Excerpts from an interface dataset
*** Begin section ***
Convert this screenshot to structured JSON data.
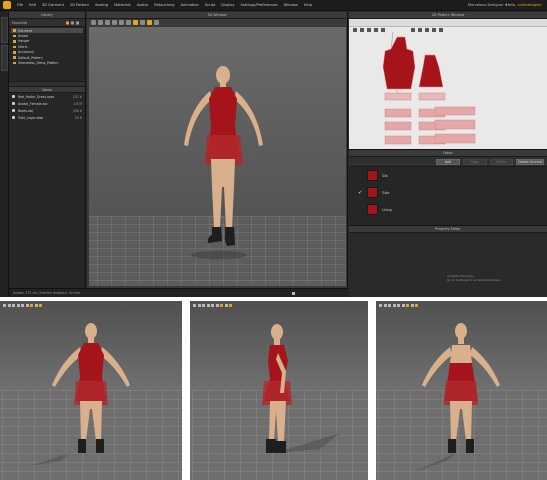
{
  "menubar": {
    "items": [
      "File",
      "Edit",
      "3D Garment",
      "2D Pattern",
      "Sewing",
      "Materials",
      "Avatar",
      "Retouching",
      "Animation",
      "Script",
      "Display",
      "Settings/Preferences",
      "Window",
      "Help"
    ],
    "app_title": "Marvelous Designer 4",
    "user_prefix": "Hello,",
    "user_name": "clothdesigner"
  },
  "library": {
    "title": "Library",
    "favorites_label": "Favorites",
    "folders": [
      "Garment",
      "Avatar",
      "Hanger",
      "Fabric",
      "Accessory",
      "Default_Pattern",
      "Sleeveless_Dress_Pattern"
    ],
    "list_header": "Name",
    "files": [
      {
        "name": "Red_Halter_Dress.zpac",
        "size": "221 K"
      },
      {
        "name": "Avatar_Female.avt",
        "size": "1.8 M"
      },
      {
        "name": "Boots.obj",
        "size": "356 K"
      },
      {
        "name": "Tulle_Layer.zfab",
        "size": "28 K"
      }
    ]
  },
  "view3d": {
    "title": "3D Window"
  },
  "view2d": {
    "title": "2D Pattern Window"
  },
  "fabric": {
    "title": "Fabric",
    "add_label": "Add",
    "copy_label": "Copy",
    "delete_label": "Delete",
    "unused_label": "Delete Unused",
    "items": [
      "Silk",
      "Tulle",
      "Lining"
    ]
  },
  "property": {
    "title": "Property Editor",
    "notice_line1": "Activate Windows",
    "notice_line2": "Go to Settings to activate Windows."
  },
  "status": {
    "text": "Avatar: 172 cm / Particle distance: 20 mm"
  },
  "colors": {
    "dress": "#a4141a",
    "skin": "#d9b08c",
    "accent": "#e8a317"
  }
}
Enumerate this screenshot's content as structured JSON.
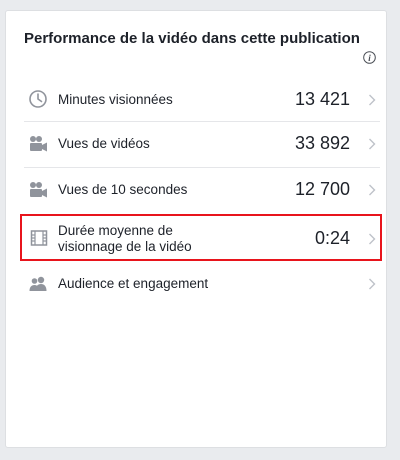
{
  "card": {
    "title": "Performance de la vidéo dans cette publication",
    "info_icon": "info-icon"
  },
  "metrics": [
    {
      "label": "Minutes visionnées",
      "value": "13 421",
      "icon": "clock-icon"
    },
    {
      "label": "Vues de vidéos",
      "value": "33 892",
      "icon": "video-camera-icon"
    },
    {
      "label": "Vues de 10 secondes",
      "value": "12 700",
      "icon": "video-camera-icon"
    },
    {
      "label_line1": "Durée moyenne de",
      "label_line2": "visionnage de la vidéo",
      "value": "0:24",
      "icon": "film-strip-icon",
      "highlighted": true
    },
    {
      "label": "Audience et engagement",
      "value": "",
      "icon": "people-icon"
    }
  ],
  "colors": {
    "highlight_border": "#e8141c",
    "icon_gray": "#90949c",
    "text": "#1d2129"
  }
}
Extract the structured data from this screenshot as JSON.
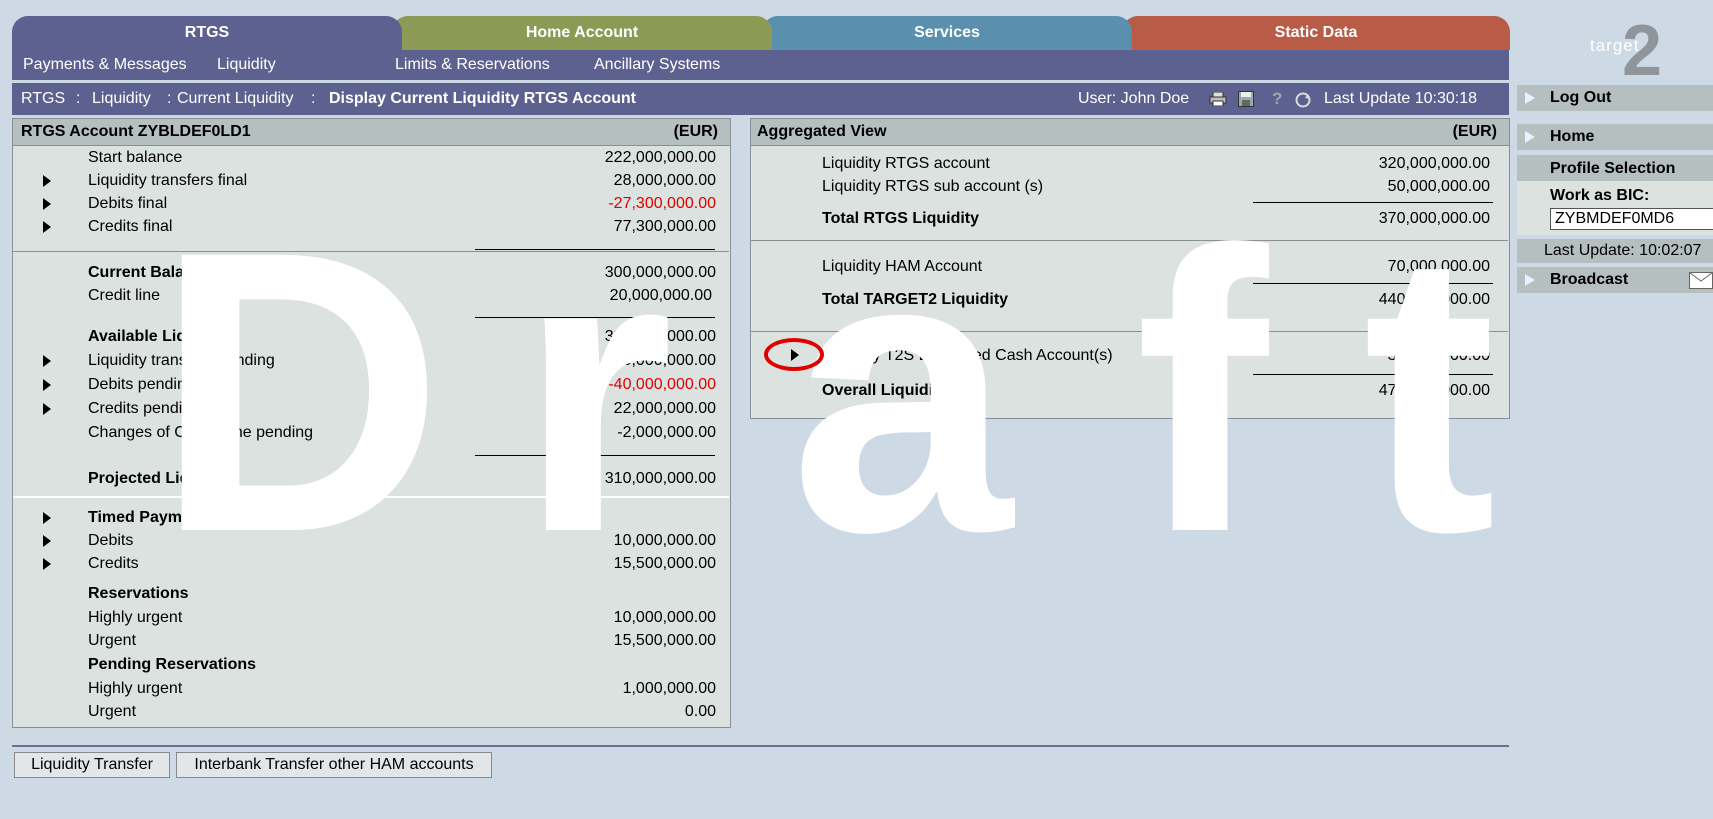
{
  "tabs": {
    "rtgs": "RTGS",
    "home": "Home Account",
    "services": "Services",
    "static": "Static Data"
  },
  "logo": {
    "text": "target",
    "digit": "2"
  },
  "subnav": {
    "payments": "Payments & Messages",
    "liquidity": "Liquidity",
    "limits": "Limits & Reservations",
    "ancillary": "Ancillary Systems"
  },
  "breadcrumb": {
    "c1": "RTGS",
    "c2": "Liquidity",
    "c3": "Current Liquidity",
    "sep": ":",
    "current": "Display Current Liquidity RTGS Account"
  },
  "header": {
    "user": "User: John Doe",
    "last_update": "Last Update 10:30:18"
  },
  "watermark": [
    "D",
    "r",
    "a",
    "f",
    "t"
  ],
  "left_panel": {
    "title": "RTGS Account ZYBLDEF0LD1",
    "currency": "(EUR)",
    "rows": [
      {
        "label": "Start balance",
        "value": "222,000,000.00"
      },
      {
        "label": "Liquidity transfers final",
        "value": "28,000,000.00"
      },
      {
        "label": "Debits final",
        "value": "-27,300,000.00"
      },
      {
        "label": "Credits final",
        "value": "77,300,000.00"
      },
      {
        "label": "Current Balance",
        "value": "300,000,000.00"
      },
      {
        "label": "Credit line",
        "value": "20,000,000.00"
      },
      {
        "label": "Available Liquidity",
        "value": "320,000,000.00"
      },
      {
        "label": "Liquidity transfers pending",
        "value": "10,000,000.00"
      },
      {
        "label": "Debits pending",
        "value": "-40,000,000.00"
      },
      {
        "label": "Credits pending",
        "value": "22,000,000.00"
      },
      {
        "label": "Changes of Credit Line pending",
        "value": "-2,000,000.00"
      },
      {
        "label": "Projected Liquidity",
        "value": "310,000,000.00"
      },
      {
        "label": "Timed Payments",
        "value": ""
      },
      {
        "label": "Debits",
        "value": "10,000,000.00"
      },
      {
        "label": "Credits",
        "value": "15,500,000.00"
      },
      {
        "label": "Reservations",
        "value": ""
      },
      {
        "label": "Highly urgent",
        "value": "10,000,000.00"
      },
      {
        "label": "Urgent",
        "value": "15,500,000.00"
      },
      {
        "label": "Pending Reservations",
        "value": ""
      },
      {
        "label": "Highly urgent",
        "value": "1,000,000.00"
      },
      {
        "label": "Urgent",
        "value": "0.00"
      }
    ]
  },
  "right_panel": {
    "title": "Aggregated View",
    "currency": "(EUR)",
    "rows": [
      {
        "label": "Liquidity RTGS account",
        "value": "320,000,000.00"
      },
      {
        "label": "Liquidity RTGS sub account (s)",
        "value": "50,000,000.00"
      },
      {
        "label": "Total RTGS Liquidity",
        "value": "370,000,000.00"
      },
      {
        "label": "Liquidity HAM Account",
        "value": "70,000,000.00"
      },
      {
        "label": "Total TARGET2 Liquidity",
        "value": "440,000,000.00"
      },
      {
        "label": "Liquidity T2S Dedicated Cash Account(s)",
        "value": "30,000,000.00"
      },
      {
        "label": "Overall Liquidity",
        "value": "470,000,000.00"
      }
    ]
  },
  "sidebar": {
    "logout": "Log Out",
    "home": "Home",
    "profile": "Profile Selection",
    "work_as": "Work as BIC:",
    "bic": "ZYBMDEF0MD6",
    "last_update": "Last Update: 10:02:07",
    "broadcast": "Broadcast"
  },
  "buttons": {
    "liquidity_transfer": "Liquidity Transfer",
    "interbank": "Interbank Transfer other HAM accounts"
  },
  "colors": {
    "accent": "#5c6190",
    "home": "#8c9a55",
    "services": "#5a90ad",
    "static": "#b85c47",
    "negative": "#e00000",
    "highlight": "#e00000"
  }
}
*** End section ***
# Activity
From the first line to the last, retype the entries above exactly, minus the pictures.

# Response for this exercise
Convert this screenshot to structured JSON data.
{
  "menubar": {
    "items": [
      "File",
      "Edit",
      "3D Garment",
      "2D Pattern",
      "Sewing",
      "Materials",
      "Avatar",
      "Retouching",
      "Animation",
      "Script",
      "Display",
      "Settings/Preferences",
      "Window",
      "Help"
    ],
    "app_title": "Marvelous Designer 4",
    "user_prefix": "Hello,",
    "user_name": "clothdesigner"
  },
  "library": {
    "title": "Library",
    "favorites_label": "Favorites",
    "folders": [
      "Garment",
      "Avatar",
      "Hanger",
      "Fabric",
      "Accessory",
      "Default_Pattern",
      "Sleeveless_Dress_Pattern"
    ],
    "list_header": "Name",
    "files": [
      {
        "name": "Red_Halter_Dress.zpac",
        "size": "221 K"
      },
      {
        "name": "Avatar_Female.avt",
        "size": "1.8 M"
      },
      {
        "name": "Boots.obj",
        "size": "356 K"
      },
      {
        "name": "Tulle_Layer.zfab",
        "size": "28 K"
      }
    ]
  },
  "view3d": {
    "title": "3D Window"
  },
  "view2d": {
    "title": "2D Pattern Window"
  },
  "fabric": {
    "title": "Fabric",
    "add_label": "Add",
    "copy_label": "Copy",
    "delete_label": "Delete",
    "unused_label": "Delete Unused",
    "items": [
      "Silk",
      "Tulle",
      "Lining"
    ]
  },
  "property": {
    "title": "Property Editor",
    "notice_line1": "Activate Windows",
    "notice_line2": "Go to Settings to activate Windows."
  },
  "status": {
    "text": "Avatar: 172 cm / Particle distance: 20 mm"
  },
  "colors": {
    "dress": "#a4141a",
    "skin": "#d9b08c",
    "accent": "#e8a317"
  }
}
Enumerate this screenshot's content as structured JSON.
{
  "card": {
    "title": "Performance de la vidéo dans cette publication",
    "info_icon": "info-icon"
  },
  "metrics": [
    {
      "label": "Minutes visionnées",
      "value": "13 421",
      "icon": "clock-icon"
    },
    {
      "label": "Vues de vidéos",
      "value": "33 892",
      "icon": "video-camera-icon"
    },
    {
      "label": "Vues de 10 secondes",
      "value": "12 700",
      "icon": "video-camera-icon"
    },
    {
      "label_line1": "Durée moyenne de",
      "label_line2": "visionnage de la vidéo",
      "value": "0:24",
      "icon": "film-strip-icon",
      "highlighted": true
    },
    {
      "label": "Audience et engagement",
      "value": "",
      "icon": "people-icon"
    }
  ],
  "colors": {
    "highlight_border": "#e8141c",
    "icon_gray": "#90949c",
    "text": "#1d2129"
  }
}
Extract the structured data from this screenshot as JSON.
{
  "tabs": {
    "rtgs": "RTGS",
    "home": "Home Account",
    "services": "Services",
    "static": "Static Data"
  },
  "logo": {
    "text": "target",
    "digit": "2"
  },
  "subnav": {
    "payments": "Payments & Messages",
    "liquidity": "Liquidity",
    "limits": "Limits & Reservations",
    "ancillary": "Ancillary Systems"
  },
  "breadcrumb": {
    "c1": "RTGS",
    "c2": "Liquidity",
    "c3": "Current Liquidity",
    "sep": ":",
    "current": "Display Current Liquidity RTGS Account"
  },
  "header": {
    "user": "User: John Doe",
    "last_update": "Last Update 10:30:18"
  },
  "watermark": [
    "D",
    "r",
    "a",
    "f",
    "t"
  ],
  "left_panel": {
    "title": "RTGS Account ZYBLDEF0LD1",
    "currency": "(EUR)",
    "rows": [
      {
        "label": "Start balance",
        "value": "222,000,000.00"
      },
      {
        "label": "Liquidity transfers final",
        "value": "28,000,000.00"
      },
      {
        "label": "Debits final",
        "value": "-27,300,000.00"
      },
      {
        "label": "Credits final",
        "value": "77,300,000.00"
      },
      {
        "label": "Current Balance",
        "value": "300,000,000.00"
      },
      {
        "label": "Credit line",
        "value": "20,000,000.00"
      },
      {
        "label": "Available Liquidity",
        "value": "320,000,000.00"
      },
      {
        "label": "Liquidity transfers pending",
        "value": "10,000,000.00"
      },
      {
        "label": "Debits pending",
        "value": "-40,000,000.00"
      },
      {
        "label": "Credits pending",
        "value": "22,000,000.00"
      },
      {
        "label": "Changes of Credit Line pending",
        "value": "-2,000,000.00"
      },
      {
        "label": "Projected Liquidity",
        "value": "310,000,000.00"
      },
      {
        "label": "Timed Payments",
        "value": ""
      },
      {
        "label": "Debits",
        "value": "10,000,000.00"
      },
      {
        "label": "Credits",
        "value": "15,500,000.00"
      },
      {
        "label": "Reservations",
        "value": ""
      },
      {
        "label": "Highly urgent",
        "value": "10,000,000.00"
      },
      {
        "label": "Urgent",
        "value": "15,500,000.00"
      },
      {
        "label": "Pending Reservations",
        "value": ""
      },
      {
        "label": "Highly urgent",
        "value": "1,000,000.00"
      },
      {
        "label": "Urgent",
        "value": "0.00"
      }
    ]
  },
  "right_panel": {
    "title": "Aggregated View",
    "currency": "(EUR)",
    "rows": [
      {
        "label": "Liquidity RTGS account",
        "value": "320,000,000.00"
      },
      {
        "label": "Liquidity RTGS sub account (s)",
        "value": "50,000,000.00"
      },
      {
        "label": "Total RTGS Liquidity",
        "value": "370,000,000.00"
      },
      {
        "label": "Liquidity HAM Account",
        "value": "70,000,000.00"
      },
      {
        "label": "Total TARGET2 Liquidity",
        "value": "440,000,000.00"
      },
      {
        "label": "Liquidity T2S Dedicated Cash Account(s)",
        "value": "30,000,000.00"
      },
      {
        "label": "Overall Liquidity",
        "value": "470,000,000.00"
      }
    ]
  },
  "sidebar": {
    "logout": "Log Out",
    "home": "Home",
    "profile": "Profile Selection",
    "work_as": "Work as BIC:",
    "bic": "ZYBMDEF0MD6",
    "last_update": "Last Update: 10:02:07",
    "broadcast": "Broadcast"
  },
  "buttons": {
    "liquidity_transfer": "Liquidity Transfer",
    "interbank": "Interbank Transfer other HAM accounts"
  },
  "colors": {
    "accent": "#5c6190",
    "home": "#8c9a55",
    "services": "#5a90ad",
    "static": "#b85c47",
    "negative": "#e00000",
    "highlight": "#e00000"
  }
}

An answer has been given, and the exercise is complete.